Problem statement. No pictures in the copy, please: retype all the records exactly.

Input records.
|---|

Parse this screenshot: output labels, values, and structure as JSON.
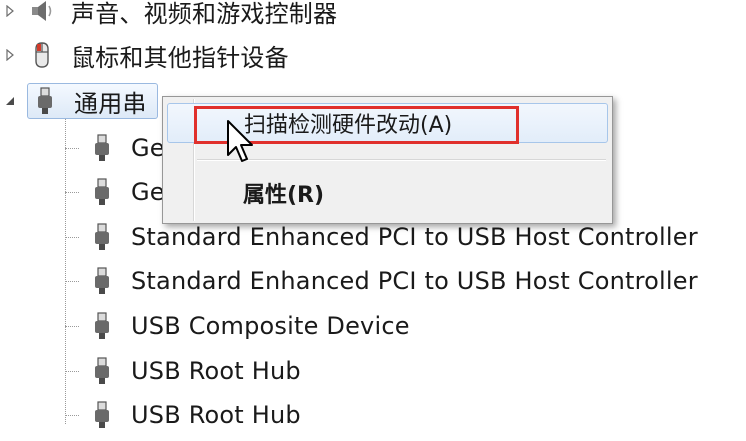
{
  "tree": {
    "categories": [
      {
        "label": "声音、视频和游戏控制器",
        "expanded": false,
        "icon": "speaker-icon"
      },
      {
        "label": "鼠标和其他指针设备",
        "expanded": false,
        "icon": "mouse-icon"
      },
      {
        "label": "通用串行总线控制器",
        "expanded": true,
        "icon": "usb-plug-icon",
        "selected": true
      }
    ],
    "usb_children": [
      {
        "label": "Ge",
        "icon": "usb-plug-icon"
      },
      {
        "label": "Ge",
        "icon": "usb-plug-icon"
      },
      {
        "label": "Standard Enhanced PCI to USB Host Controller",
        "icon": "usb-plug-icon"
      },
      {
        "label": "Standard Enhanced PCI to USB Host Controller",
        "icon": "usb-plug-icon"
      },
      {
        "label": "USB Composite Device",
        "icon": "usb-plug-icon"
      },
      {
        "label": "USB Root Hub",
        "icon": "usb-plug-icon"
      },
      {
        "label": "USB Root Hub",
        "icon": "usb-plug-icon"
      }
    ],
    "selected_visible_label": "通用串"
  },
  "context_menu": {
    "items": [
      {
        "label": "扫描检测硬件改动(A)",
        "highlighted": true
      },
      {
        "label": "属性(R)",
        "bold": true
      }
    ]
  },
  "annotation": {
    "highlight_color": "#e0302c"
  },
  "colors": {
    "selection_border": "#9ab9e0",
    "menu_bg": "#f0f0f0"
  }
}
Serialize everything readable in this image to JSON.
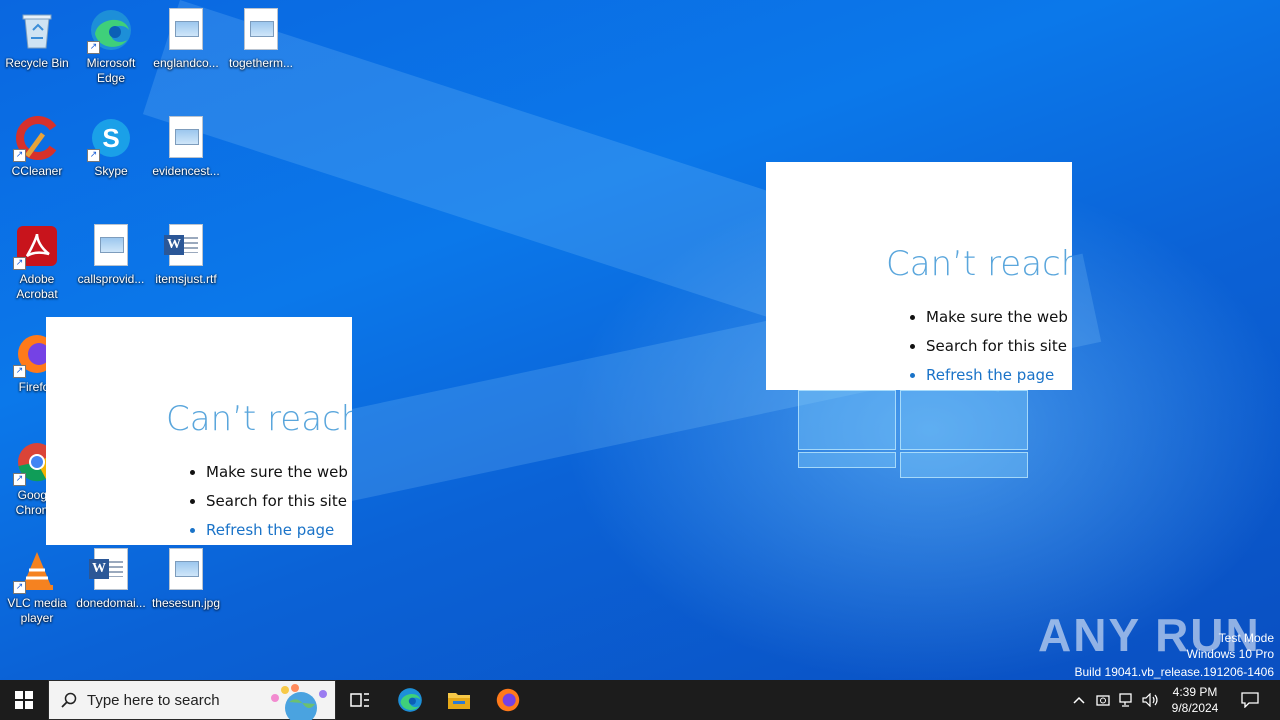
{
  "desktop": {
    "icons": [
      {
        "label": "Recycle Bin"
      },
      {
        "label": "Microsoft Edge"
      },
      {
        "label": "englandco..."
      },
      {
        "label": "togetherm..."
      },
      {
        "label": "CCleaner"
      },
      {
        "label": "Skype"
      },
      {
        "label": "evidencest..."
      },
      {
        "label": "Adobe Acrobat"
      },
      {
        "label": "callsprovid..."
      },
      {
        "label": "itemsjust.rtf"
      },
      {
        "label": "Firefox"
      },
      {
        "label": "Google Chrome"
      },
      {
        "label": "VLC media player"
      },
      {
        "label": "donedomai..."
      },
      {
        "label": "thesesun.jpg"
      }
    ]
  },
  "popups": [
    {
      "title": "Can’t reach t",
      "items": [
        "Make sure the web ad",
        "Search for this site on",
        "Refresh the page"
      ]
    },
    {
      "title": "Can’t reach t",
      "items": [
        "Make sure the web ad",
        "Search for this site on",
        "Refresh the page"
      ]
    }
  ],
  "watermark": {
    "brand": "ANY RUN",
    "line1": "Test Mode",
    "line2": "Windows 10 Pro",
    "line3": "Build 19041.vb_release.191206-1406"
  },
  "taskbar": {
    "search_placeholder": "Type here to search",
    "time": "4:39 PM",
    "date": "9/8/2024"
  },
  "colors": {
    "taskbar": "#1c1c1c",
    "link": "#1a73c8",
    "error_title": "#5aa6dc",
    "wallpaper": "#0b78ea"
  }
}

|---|

Result.
Parse this screenshot: output labels, values, and structure as JSON.
{
  "tree": {
    "categories": [
      {
        "label": "声音、视频和游戏控制器",
        "expanded": false,
        "icon": "speaker-icon"
      },
      {
        "label": "鼠标和其他指针设备",
        "expanded": false,
        "icon": "mouse-icon"
      },
      {
        "label": "通用串行总线控制器",
        "expanded": true,
        "icon": "usb-plug-icon",
        "selected": true
      }
    ],
    "usb_children": [
      {
        "label": "Ge",
        "icon": "usb-plug-icon"
      },
      {
        "label": "Ge",
        "icon": "usb-plug-icon"
      },
      {
        "label": "Standard Enhanced PCI to USB Host Controller",
        "icon": "usb-plug-icon"
      },
      {
        "label": "Standard Enhanced PCI to USB Host Controller",
        "icon": "usb-plug-icon"
      },
      {
        "label": "USB Composite Device",
        "icon": "usb-plug-icon"
      },
      {
        "label": "USB Root Hub",
        "icon": "usb-plug-icon"
      },
      {
        "label": "USB Root Hub",
        "icon": "usb-plug-icon"
      }
    ],
    "selected_visible_label": "通用串"
  },
  "context_menu": {
    "items": [
      {
        "label": "扫描检测硬件改动(A)",
        "highlighted": true
      },
      {
        "label": "属性(R)",
        "bold": true
      }
    ]
  },
  "annotation": {
    "highlight_color": "#e0302c"
  },
  "colors": {
    "selection_border": "#9ab9e0",
    "menu_bg": "#f0f0f0"
  }
}
Serialize everything readable in this image to JSON.
{
  "desktop": {
    "icons": [
      {
        "label": "Recycle Bin"
      },
      {
        "label": "Microsoft Edge"
      },
      {
        "label": "englandco..."
      },
      {
        "label": "togetherm..."
      },
      {
        "label": "CCleaner"
      },
      {
        "label": "Skype"
      },
      {
        "label": "evidencest..."
      },
      {
        "label": "Adobe Acrobat"
      },
      {
        "label": "callsprovid..."
      },
      {
        "label": "itemsjust.rtf"
      },
      {
        "label": "Firefox"
      },
      {
        "label": "Google Chrome"
      },
      {
        "label": "VLC media player"
      },
      {
        "label": "donedomai..."
      },
      {
        "label": "thesesun.jpg"
      }
    ]
  },
  "popups": [
    {
      "title": "Can’t reach t",
      "items": [
        "Make sure the web ad",
        "Search for this site on",
        "Refresh the page"
      ]
    },
    {
      "title": "Can’t reach t",
      "items": [
        "Make sure the web ad",
        "Search for this site on",
        "Refresh the page"
      ]
    }
  ],
  "watermark": {
    "brand": "ANY RUN",
    "line1": "Test Mode",
    "line2": "Windows 10 Pro",
    "line3": "Build 19041.vb_release.191206-1406"
  },
  "taskbar": {
    "search_placeholder": "Type here to search",
    "time": "4:39 PM",
    "date": "9/8/2024"
  },
  "colors": {
    "taskbar": "#1c1c1c",
    "link": "#1a73c8",
    "error_title": "#5aa6dc",
    "wallpaper": "#0b78ea"
  }
}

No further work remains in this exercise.